▸ **Description of the task**
Locate each line below that includes "Finance" and reproduce it.

▸ **Task data**
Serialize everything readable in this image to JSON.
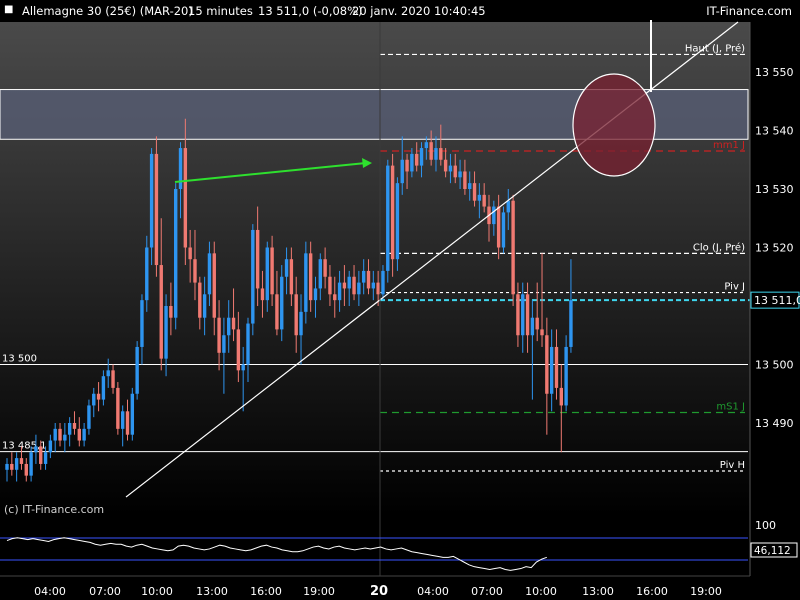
{
  "header": {
    "instrument": "Allemagne 30 (25€) (MAR-20)",
    "timeframe": "15 minutes",
    "quote": "13 511,0 (-0,08%)",
    "datetime": "20 janv. 2020 10:40:45",
    "brand": "IT-Finance.com"
  },
  "watermark": "(c) IT-Finance.com",
  "chart_data": {
    "type": "candlestick",
    "y_axis_ticks": [
      13490,
      13500,
      13510,
      13520,
      13530,
      13540,
      13550
    ],
    "y_axis_labels": [
      "13 490",
      "13 500",
      "13 510",
      "13 520",
      "13 530",
      "13 540",
      "13 550"
    ],
    "y_axis_label_values": [
      13490,
      13500,
      13520,
      13530,
      13540,
      13550
    ],
    "ylim": [
      13479,
      13561
    ],
    "x_axis_labels": [
      "04:00",
      "07:00",
      "10:00",
      "13:00",
      "16:00",
      "19:00",
      "20",
      "04:00",
      "07:00",
      "10:00",
      "13:00",
      "16:00",
      "19:00"
    ],
    "x_separator_label": "20",
    "last_price": 13511.0,
    "last_price_label": "13 511,0",
    "candles": [
      [
        13482,
        13484,
        13480,
        13483
      ],
      [
        13483,
        13485,
        13481,
        13482
      ],
      [
        13482,
        13485,
        13480,
        13484
      ],
      [
        13484,
        13486,
        13482,
        13483
      ],
      [
        13483,
        13484,
        13480,
        13481
      ],
      [
        13481,
        13486,
        13480,
        13485
      ],
      [
        13485,
        13488,
        13483,
        13486
      ],
      [
        13486,
        13487,
        13482,
        13483
      ],
      [
        13483,
        13486,
        13482,
        13485
      ],
      [
        13485,
        13488,
        13484,
        13487
      ],
      [
        13487,
        13490,
        13485,
        13489
      ],
      [
        13489,
        13490,
        13486,
        13487
      ],
      [
        13487,
        13490,
        13485,
        13488
      ],
      [
        13488,
        13491,
        13486,
        13490
      ],
      [
        13490,
        13492,
        13488,
        13489
      ],
      [
        13489,
        13491,
        13486,
        13487
      ],
      [
        13487,
        13490,
        13486,
        13489
      ],
      [
        13489,
        13494,
        13488,
        13493
      ],
      [
        13493,
        13496,
        13491,
        13495
      ],
      [
        13495,
        13497,
        13492,
        13494
      ],
      [
        13494,
        13499,
        13493,
        13498
      ],
      [
        13498,
        13501,
        13496,
        13499
      ],
      [
        13499,
        13500,
        13495,
        13496
      ],
      [
        13496,
        13497,
        13488,
        13489
      ],
      [
        13489,
        13493,
        13486,
        13492
      ],
      [
        13492,
        13494,
        13487,
        13488
      ],
      [
        13488,
        13496,
        13487,
        13495
      ],
      [
        13495,
        13504,
        13494,
        13503
      ],
      [
        13503,
        13512,
        13500,
        13511
      ],
      [
        13511,
        13522,
        13509,
        13520
      ],
      [
        13520,
        13537,
        13517,
        13536
      ],
      [
        13536,
        13539,
        13515,
        13517
      ],
      [
        13517,
        13525,
        13499,
        13501
      ],
      [
        13501,
        13512,
        13498,
        13510
      ],
      [
        13510,
        13514,
        13505,
        13508
      ],
      [
        13508,
        13531,
        13506,
        13530
      ],
      [
        13530,
        13538,
        13525,
        13537
      ],
      [
        13537,
        13542,
        13517,
        13520
      ],
      [
        13520,
        13523,
        13514,
        13518
      ],
      [
        13518,
        13523,
        13511,
        13514
      ],
      [
        13514,
        13515,
        13506,
        13508
      ],
      [
        13508,
        13515,
        13505,
        13512
      ],
      [
        13512,
        13521,
        13510,
        13519
      ],
      [
        13519,
        13521,
        13505,
        13508
      ],
      [
        13508,
        13511,
        13499,
        13502
      ],
      [
        13502,
        13508,
        13495,
        13505
      ],
      [
        13505,
        13511,
        13502,
        13508
      ],
      [
        13508,
        13513,
        13504,
        13506
      ],
      [
        13506,
        13509,
        13497,
        13499
      ],
      [
        13499,
        13503,
        13492,
        13500
      ],
      [
        13500,
        13508,
        13497,
        13507
      ],
      [
        13507,
        13524,
        13505,
        13523
      ],
      [
        13523,
        13527,
        13510,
        13513
      ],
      [
        13513,
        13516,
        13508,
        13511
      ],
      [
        13511,
        13521,
        13509,
        13520
      ],
      [
        13520,
        13522,
        13510,
        13512
      ],
      [
        13512,
        13516,
        13505,
        13506
      ],
      [
        13506,
        13517,
        13504,
        13515
      ],
      [
        13515,
        13520,
        13512,
        13518
      ],
      [
        13518,
        13520,
        13510,
        13512
      ],
      [
        13512,
        13515,
        13502,
        13505
      ],
      [
        13505,
        13512,
        13500,
        13509
      ],
      [
        13509,
        13521,
        13507,
        13519
      ],
      [
        13519,
        13521,
        13509,
        13511
      ],
      [
        13511,
        13515,
        13508,
        13513
      ],
      [
        13513,
        13519,
        13511,
        13518
      ],
      [
        13518,
        13520,
        13513,
        13515
      ],
      [
        13515,
        13517,
        13510,
        13512
      ],
      [
        13512,
        13515,
        13508,
        13511
      ],
      [
        13511,
        13516,
        13509,
        13514
      ],
      [
        13514,
        13517,
        13510,
        13513
      ],
      [
        13513,
        13516,
        13510,
        13515
      ],
      [
        13515,
        13517,
        13511,
        13512
      ],
      [
        13512,
        13516,
        13510,
        13514
      ],
      [
        13514,
        13518,
        13512,
        13516
      ],
      [
        13516,
        13518,
        13512,
        13513
      ],
      [
        13513,
        13516,
        13511,
        13514
      ],
      [
        13514,
        13516,
        13510,
        13512
      ],
      [
        13512,
        13517,
        13511,
        13516
      ],
      [
        13516,
        13535,
        13514,
        13534
      ],
      [
        13534,
        13536,
        13515,
        13518
      ],
      [
        13518,
        13532,
        13516,
        13531
      ],
      [
        13531,
        13539,
        13529,
        13535
      ],
      [
        13535,
        13536,
        13530,
        13533
      ],
      [
        13533,
        13537,
        13532,
        13536
      ],
      [
        13536,
        13538,
        13533,
        13534
      ],
      [
        13534,
        13538,
        13532,
        13537
      ],
      [
        13537,
        13539,
        13535,
        13538
      ],
      [
        13538,
        13540,
        13534,
        13535
      ],
      [
        13535,
        13539,
        13533,
        13537
      ],
      [
        13537,
        13541,
        13534,
        13535
      ],
      [
        13535,
        13537,
        13532,
        13533
      ],
      [
        13533,
        13536,
        13531,
        13534
      ],
      [
        13534,
        13536,
        13531,
        13532
      ],
      [
        13532,
        13535,
        13530,
        13533
      ],
      [
        13533,
        13535,
        13529,
        13530
      ],
      [
        13530,
        13533,
        13528,
        13531
      ],
      [
        13531,
        13533,
        13527,
        13528
      ],
      [
        13528,
        13531,
        13525,
        13529
      ],
      [
        13529,
        13531,
        13526,
        13527
      ],
      [
        13527,
        13529,
        13521,
        13524
      ],
      [
        13524,
        13528,
        13522,
        13527
      ],
      [
        13527,
        13529,
        13518,
        13520
      ],
      [
        13520,
        13527,
        13519,
        13526
      ],
      [
        13526,
        13530,
        13523,
        13528
      ],
      [
        13528,
        13529,
        13510,
        13512
      ],
      [
        13512,
        13514,
        13503,
        13505
      ],
      [
        13505,
        13514,
        13502,
        13512
      ],
      [
        13512,
        13514,
        13502,
        13505
      ],
      [
        13505,
        13511,
        13494,
        13508
      ],
      [
        13508,
        13514,
        13504,
        13506
      ],
      [
        13506,
        13519,
        13503,
        13505
      ],
      [
        13505,
        13508,
        13488,
        13495
      ],
      [
        13495,
        13506,
        13492,
        13503
      ],
      [
        13503,
        13506,
        13494,
        13496
      ],
      [
        13496,
        13500,
        13485,
        13493
      ],
      [
        13493,
        13505,
        13492,
        13503
      ],
      [
        13503,
        13518,
        13502,
        13511
      ]
    ]
  },
  "levels": [
    {
      "label": "Haut (J, Pré)",
      "value": 13553.0,
      "color": "#ffffff",
      "dash": "5,3"
    },
    {
      "label": "mm1 J",
      "value": 13536.5,
      "color": "#cc2222",
      "dash": "7,5"
    },
    {
      "label": "Clo (J, Pré)",
      "value": 13519.0,
      "color": "#ffffff",
      "dash": "5,3"
    },
    {
      "label": "Piv J",
      "value": 13512.3,
      "color": "#ffffff",
      "dash": "3,3"
    },
    {
      "label": "mS1 J",
      "value": 13491.8,
      "color": "#1f9a2f",
      "dash": "7,5"
    },
    {
      "label": "Piv H",
      "value": 13481.8,
      "color": "#ffffff",
      "dash": "3,3"
    }
  ],
  "zone": {
    "top": 13547.0,
    "bottom": 13538.5
  },
  "hlines": [
    {
      "label": "13 500",
      "value": 13500.0
    },
    {
      "label": "13 485,1",
      "value": 13485.1
    }
  ],
  "oscillator": {
    "upper_label": "100",
    "value_label": "46,112",
    "values": [
      78,
      80,
      81,
      80,
      79,
      80,
      79,
      78,
      77,
      79,
      80,
      81,
      80,
      79,
      78,
      77,
      76,
      74,
      73,
      74,
      75,
      74,
      74,
      72,
      71,
      73,
      74,
      72,
      70,
      69,
      68,
      67,
      68,
      72,
      73,
      72,
      70,
      69,
      68,
      69,
      71,
      73,
      72,
      70,
      69,
      68,
      67,
      68,
      70,
      72,
      73,
      71,
      70,
      68,
      67,
      66,
      66,
      67,
      69,
      71,
      72,
      70,
      69,
      71,
      72,
      70,
      69,
      68,
      69,
      70,
      69,
      70,
      71,
      69,
      68,
      69,
      70,
      68,
      66,
      65,
      64,
      63,
      62,
      61,
      60,
      60,
      61,
      58,
      55,
      52,
      50,
      49,
      48,
      47,
      48,
      49,
      47,
      46,
      47,
      48,
      50,
      49,
      55,
      58,
      60
    ]
  }
}
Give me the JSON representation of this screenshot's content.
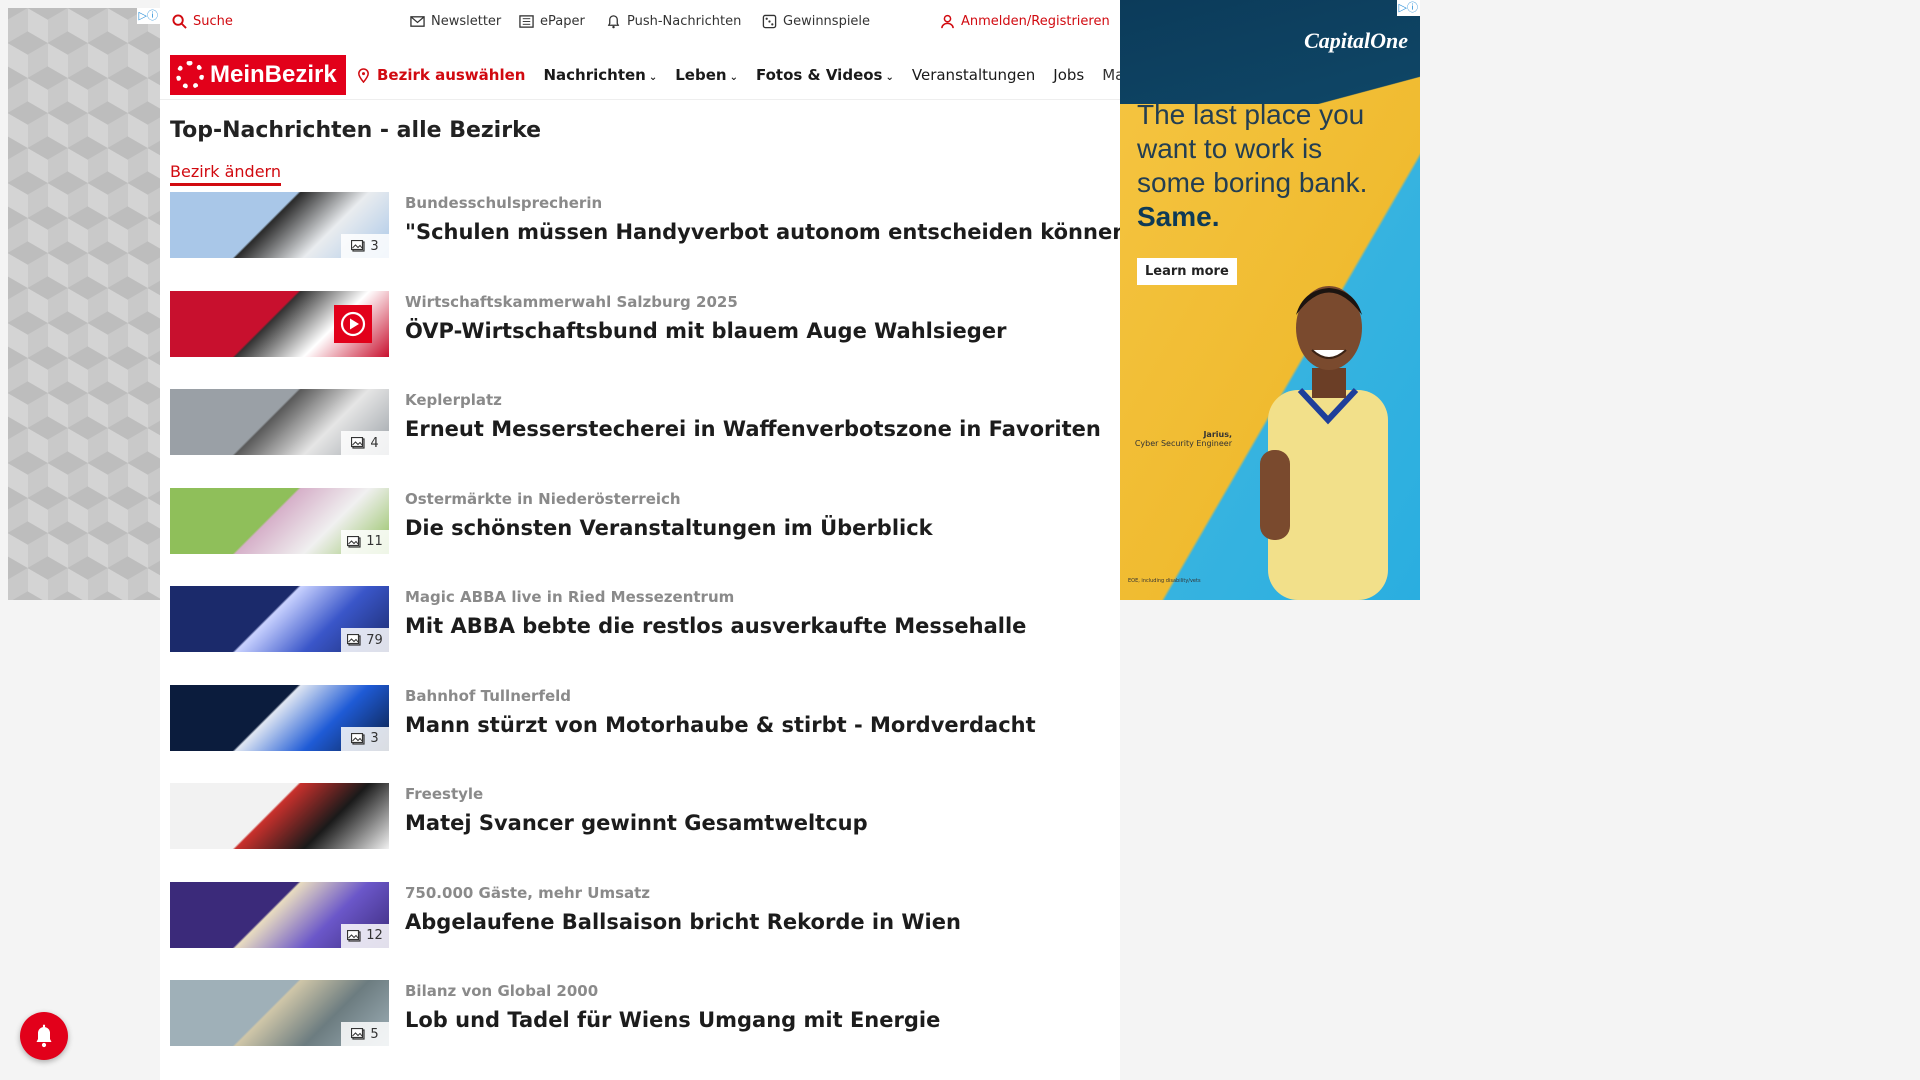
{
  "ads": {
    "adchoice_glyph": "▷ⓘ",
    "right": {
      "brand": "CapitalOne",
      "headline": "The last place you want to work is some boring bank.",
      "headline_strong": "Same.",
      "cta": "Learn more",
      "person_name": "Jarius,",
      "person_title": "Cyber Security Engineer",
      "fine_print": "EOE, including disability/vets"
    }
  },
  "topbar": {
    "search": "Suche",
    "newsletter": "Newsletter",
    "epaper": "ePaper",
    "push": "Push-Nachrichten",
    "games": "Gewinnspiele",
    "login": "Anmelden/Registrieren"
  },
  "nav": {
    "logo": "MeinBezirk",
    "select_district": "Bezirk auswählen",
    "items": [
      "Nachrichten",
      "Leben",
      "Fotos & Videos",
      "Veranstaltungen",
      "Jobs",
      "Marktplatz"
    ]
  },
  "section": {
    "title": "Top-Nachrichten - alle Bezirke",
    "change_district": "Bezirk ändern"
  },
  "articles": [
    {
      "kicker": "Bundesschulsprecherin",
      "headline": "\"Schulen müssen Handyverbot autonom entscheiden können\"",
      "photos": "3",
      "media": "gallery",
      "colors": [
        "#a9c7e8",
        "#e9ecef",
        "#2a2a2a"
      ]
    },
    {
      "kicker": "Wirtschaftskammerwahl Salzburg 2025",
      "headline": "ÖVP-Wirtschaftsbund mit blauem Auge Wahlsieger",
      "photos": "",
      "media": "video",
      "colors": [
        "#c8102e",
        "#ffffff",
        "#333333"
      ]
    },
    {
      "kicker": "Keplerplatz",
      "headline": "Erneut Messerstecherei in Waffenverbotszone in Favoriten",
      "photos": "4",
      "media": "gallery",
      "colors": [
        "#9aa0a6",
        "#e5e5e5",
        "#5a5a5a"
      ]
    },
    {
      "kicker": "Ostermärkte in Niederösterreich",
      "headline": "Die schönsten Veranstaltungen im Überblick",
      "photos": "11",
      "media": "gallery",
      "colors": [
        "#8fbf5a",
        "#f0f0f0",
        "#d6b0c9"
      ]
    },
    {
      "kicker": "Magic ABBA live in Ried Messezentrum",
      "headline": "Mit ABBA bebte die restlos ausverkaufte Messehalle",
      "photos": "79",
      "media": "gallery",
      "colors": [
        "#1b2a6b",
        "#3a56c9",
        "#c9d2ff"
      ]
    },
    {
      "kicker": "Bahnhof Tullnerfeld",
      "headline": "Mann stürzt von Motorhaube & stirbt - Mordverdacht",
      "photos": "3",
      "media": "gallery",
      "colors": [
        "#0b1c3d",
        "#1f5bd6",
        "#dfe6f2"
      ]
    },
    {
      "kicker": "Freestyle",
      "headline": "Matej Svancer gewinnt Gesamtweltcup",
      "photos": "",
      "media": "none",
      "colors": [
        "#f2f2f2",
        "#1a1a1a",
        "#c9302c"
      ]
    },
    {
      "kicker": "750.000 Gäste, mehr Umsatz",
      "headline": "Abgelaufene Ballsaison bricht Rekorde in Wien",
      "photos": "12",
      "media": "gallery",
      "colors": [
        "#3b2a7a",
        "#6b57c9",
        "#e8dcc0"
      ]
    },
    {
      "kicker": "Bilanz von Global 2000",
      "headline": "Lob und Tadel für Wiens Umgang mit Energie",
      "photos": "5",
      "media": "gallery",
      "colors": [
        "#9fb0b8",
        "#6c7c80",
        "#cfc6a8"
      ]
    }
  ]
}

▸ **Output of the task**
    "brand": "IT-Finance.com"
  "watermark": "(c) IT-Finance.com",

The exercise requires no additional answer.